DIRECTIONS FOR THIS TASK:
Using the records underneath, tally the lines where the word "user" appears and please give only the count.

[Dataset entries]
- - -

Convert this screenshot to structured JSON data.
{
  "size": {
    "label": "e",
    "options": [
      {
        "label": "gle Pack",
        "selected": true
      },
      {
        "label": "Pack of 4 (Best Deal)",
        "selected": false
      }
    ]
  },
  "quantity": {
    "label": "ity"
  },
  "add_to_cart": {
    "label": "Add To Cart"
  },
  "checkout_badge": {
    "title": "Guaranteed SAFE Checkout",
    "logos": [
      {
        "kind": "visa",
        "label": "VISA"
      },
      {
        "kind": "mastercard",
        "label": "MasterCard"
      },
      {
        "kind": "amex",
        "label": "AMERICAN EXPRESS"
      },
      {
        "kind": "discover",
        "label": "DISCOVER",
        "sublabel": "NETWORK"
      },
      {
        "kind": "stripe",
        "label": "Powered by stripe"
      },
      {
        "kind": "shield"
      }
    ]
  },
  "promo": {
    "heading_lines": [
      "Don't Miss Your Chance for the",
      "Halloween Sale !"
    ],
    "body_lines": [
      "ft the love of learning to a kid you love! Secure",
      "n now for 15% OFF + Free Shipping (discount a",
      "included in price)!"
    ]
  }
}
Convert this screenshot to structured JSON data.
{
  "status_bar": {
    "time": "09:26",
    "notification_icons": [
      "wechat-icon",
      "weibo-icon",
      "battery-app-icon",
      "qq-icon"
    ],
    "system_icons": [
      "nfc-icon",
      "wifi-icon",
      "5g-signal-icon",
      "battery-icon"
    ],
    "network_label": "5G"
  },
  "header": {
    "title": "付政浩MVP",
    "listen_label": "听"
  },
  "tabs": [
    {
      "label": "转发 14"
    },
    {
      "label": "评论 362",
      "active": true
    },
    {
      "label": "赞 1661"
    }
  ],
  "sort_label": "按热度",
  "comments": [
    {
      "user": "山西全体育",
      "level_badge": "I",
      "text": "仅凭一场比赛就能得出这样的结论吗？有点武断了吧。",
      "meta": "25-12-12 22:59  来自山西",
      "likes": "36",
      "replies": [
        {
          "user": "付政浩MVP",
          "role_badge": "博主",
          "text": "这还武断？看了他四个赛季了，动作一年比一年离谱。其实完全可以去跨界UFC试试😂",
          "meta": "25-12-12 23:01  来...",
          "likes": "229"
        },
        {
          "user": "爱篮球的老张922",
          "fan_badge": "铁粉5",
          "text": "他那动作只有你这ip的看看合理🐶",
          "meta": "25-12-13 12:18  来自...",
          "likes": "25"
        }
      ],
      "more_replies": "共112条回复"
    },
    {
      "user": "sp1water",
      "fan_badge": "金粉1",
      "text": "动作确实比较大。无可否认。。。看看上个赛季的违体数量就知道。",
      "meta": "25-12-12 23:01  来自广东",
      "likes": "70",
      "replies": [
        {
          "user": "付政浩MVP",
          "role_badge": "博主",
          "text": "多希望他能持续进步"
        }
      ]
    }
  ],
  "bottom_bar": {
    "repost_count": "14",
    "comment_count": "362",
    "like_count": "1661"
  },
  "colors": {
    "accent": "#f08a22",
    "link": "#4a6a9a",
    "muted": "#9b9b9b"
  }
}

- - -

ANSWER TO THIS EXERCISE:
5